“When something is wrong you, you figure pain is involved,” Fields said, adding that the issue was causing him no discomfort. “So that’s why I was thinking, ‘Is this mental?’ I’m actually fortunate and glad that it was a problem because if this had continued to go and nobody could explain it that would really mess me up mentally.”
Fields said that during training camp, he started to notice his right hand clasping when he went up to take a shot. It was involuntary, and he could do nothing to stop it.
Raptors team officials diagnosed it as a weakness in the area, but could not get more specific. New York City specialist Dr. Andrew Weiland was able to zero in on this particular nerve. According to Fields, Weiland moved the nerve above the bone, which should eliminate the problem.
While there is no way to retroactively prove this, it is possible that the nerve issue was a big part in Fields’ free-throw percentage dropping from 77% in 2010-11 to 56% last year.
“From [training camp] until a week ago I’ve just been trying to play through it, just been trying to work around it,” Fields said. “But I realized with game situations and practice when I have time to really focus on it, it just kind of does it on it’s own. Finally after the Dallas game I went to the trainers and said, ‘Hey something’s really wrong with my hand and we’ve got to get it figured out.’

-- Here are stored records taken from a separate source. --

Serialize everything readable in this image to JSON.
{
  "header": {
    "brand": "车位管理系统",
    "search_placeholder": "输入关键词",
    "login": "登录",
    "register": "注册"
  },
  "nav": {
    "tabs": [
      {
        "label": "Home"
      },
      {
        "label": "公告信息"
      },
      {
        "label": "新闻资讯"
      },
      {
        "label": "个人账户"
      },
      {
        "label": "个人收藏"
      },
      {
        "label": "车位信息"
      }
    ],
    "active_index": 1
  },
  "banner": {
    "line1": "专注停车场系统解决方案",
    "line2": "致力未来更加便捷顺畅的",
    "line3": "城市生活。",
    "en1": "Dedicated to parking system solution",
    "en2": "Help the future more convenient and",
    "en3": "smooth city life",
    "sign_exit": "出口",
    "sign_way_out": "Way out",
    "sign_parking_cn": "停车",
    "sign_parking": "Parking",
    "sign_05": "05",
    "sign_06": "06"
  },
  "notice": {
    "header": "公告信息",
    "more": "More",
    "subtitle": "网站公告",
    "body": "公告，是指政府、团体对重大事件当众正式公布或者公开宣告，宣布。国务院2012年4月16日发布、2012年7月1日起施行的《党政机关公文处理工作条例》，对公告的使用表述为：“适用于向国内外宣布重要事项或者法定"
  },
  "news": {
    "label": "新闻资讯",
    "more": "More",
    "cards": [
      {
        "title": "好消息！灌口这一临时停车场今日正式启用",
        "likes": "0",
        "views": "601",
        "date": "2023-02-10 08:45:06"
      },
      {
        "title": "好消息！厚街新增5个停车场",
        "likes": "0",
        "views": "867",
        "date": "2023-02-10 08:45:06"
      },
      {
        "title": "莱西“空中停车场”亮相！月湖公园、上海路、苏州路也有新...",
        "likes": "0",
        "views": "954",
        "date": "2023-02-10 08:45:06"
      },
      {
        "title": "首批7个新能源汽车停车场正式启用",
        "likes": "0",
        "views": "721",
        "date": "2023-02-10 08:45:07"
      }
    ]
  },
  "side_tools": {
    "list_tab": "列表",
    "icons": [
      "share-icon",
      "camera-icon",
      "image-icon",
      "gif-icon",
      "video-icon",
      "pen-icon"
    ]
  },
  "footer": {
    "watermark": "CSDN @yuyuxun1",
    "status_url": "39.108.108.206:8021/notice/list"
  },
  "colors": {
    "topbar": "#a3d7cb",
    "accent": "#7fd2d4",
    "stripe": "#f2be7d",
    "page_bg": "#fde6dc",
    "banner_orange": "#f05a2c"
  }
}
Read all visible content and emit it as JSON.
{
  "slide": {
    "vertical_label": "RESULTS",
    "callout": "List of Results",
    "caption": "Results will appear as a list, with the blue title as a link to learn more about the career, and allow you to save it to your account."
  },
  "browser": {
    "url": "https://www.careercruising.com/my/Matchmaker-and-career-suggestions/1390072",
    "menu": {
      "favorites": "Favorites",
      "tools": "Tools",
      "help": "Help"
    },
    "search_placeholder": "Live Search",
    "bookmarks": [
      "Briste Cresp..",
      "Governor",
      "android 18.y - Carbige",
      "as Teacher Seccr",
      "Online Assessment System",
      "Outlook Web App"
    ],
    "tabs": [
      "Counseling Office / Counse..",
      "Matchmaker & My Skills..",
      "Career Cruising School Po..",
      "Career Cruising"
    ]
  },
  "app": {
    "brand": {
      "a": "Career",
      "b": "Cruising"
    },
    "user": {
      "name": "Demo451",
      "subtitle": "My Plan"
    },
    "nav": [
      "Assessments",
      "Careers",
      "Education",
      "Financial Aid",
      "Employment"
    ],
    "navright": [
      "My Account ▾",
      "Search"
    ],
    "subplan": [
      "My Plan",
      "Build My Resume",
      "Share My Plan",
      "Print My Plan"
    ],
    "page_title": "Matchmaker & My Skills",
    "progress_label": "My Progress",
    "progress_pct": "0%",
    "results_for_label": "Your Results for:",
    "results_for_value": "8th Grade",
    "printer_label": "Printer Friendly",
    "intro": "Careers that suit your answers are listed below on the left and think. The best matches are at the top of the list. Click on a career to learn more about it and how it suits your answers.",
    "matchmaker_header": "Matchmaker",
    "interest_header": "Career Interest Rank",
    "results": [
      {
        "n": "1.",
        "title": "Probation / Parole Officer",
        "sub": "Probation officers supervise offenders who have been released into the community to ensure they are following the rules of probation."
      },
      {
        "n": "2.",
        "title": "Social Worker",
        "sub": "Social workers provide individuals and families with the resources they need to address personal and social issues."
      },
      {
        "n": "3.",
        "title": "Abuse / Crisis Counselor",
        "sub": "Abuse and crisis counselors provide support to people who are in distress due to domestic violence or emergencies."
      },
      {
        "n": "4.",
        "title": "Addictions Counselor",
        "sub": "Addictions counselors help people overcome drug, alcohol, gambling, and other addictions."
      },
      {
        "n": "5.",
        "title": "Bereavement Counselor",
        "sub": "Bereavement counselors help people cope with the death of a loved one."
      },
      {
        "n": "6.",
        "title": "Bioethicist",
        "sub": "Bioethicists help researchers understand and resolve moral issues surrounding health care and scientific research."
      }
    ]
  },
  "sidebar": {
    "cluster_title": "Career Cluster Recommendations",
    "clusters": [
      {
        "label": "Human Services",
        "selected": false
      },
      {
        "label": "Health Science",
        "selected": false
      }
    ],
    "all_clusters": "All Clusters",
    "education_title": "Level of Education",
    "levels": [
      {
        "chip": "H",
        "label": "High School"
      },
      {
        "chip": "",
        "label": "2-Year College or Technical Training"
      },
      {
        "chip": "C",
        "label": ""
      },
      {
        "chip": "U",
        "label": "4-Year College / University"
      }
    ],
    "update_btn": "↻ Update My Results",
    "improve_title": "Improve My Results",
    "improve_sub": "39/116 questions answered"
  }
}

“I figured I’ll work around this, I’ll get extra shots up. When that didn’t working I started thinking okay something’s wrong here. I know I’m not that bad right now.”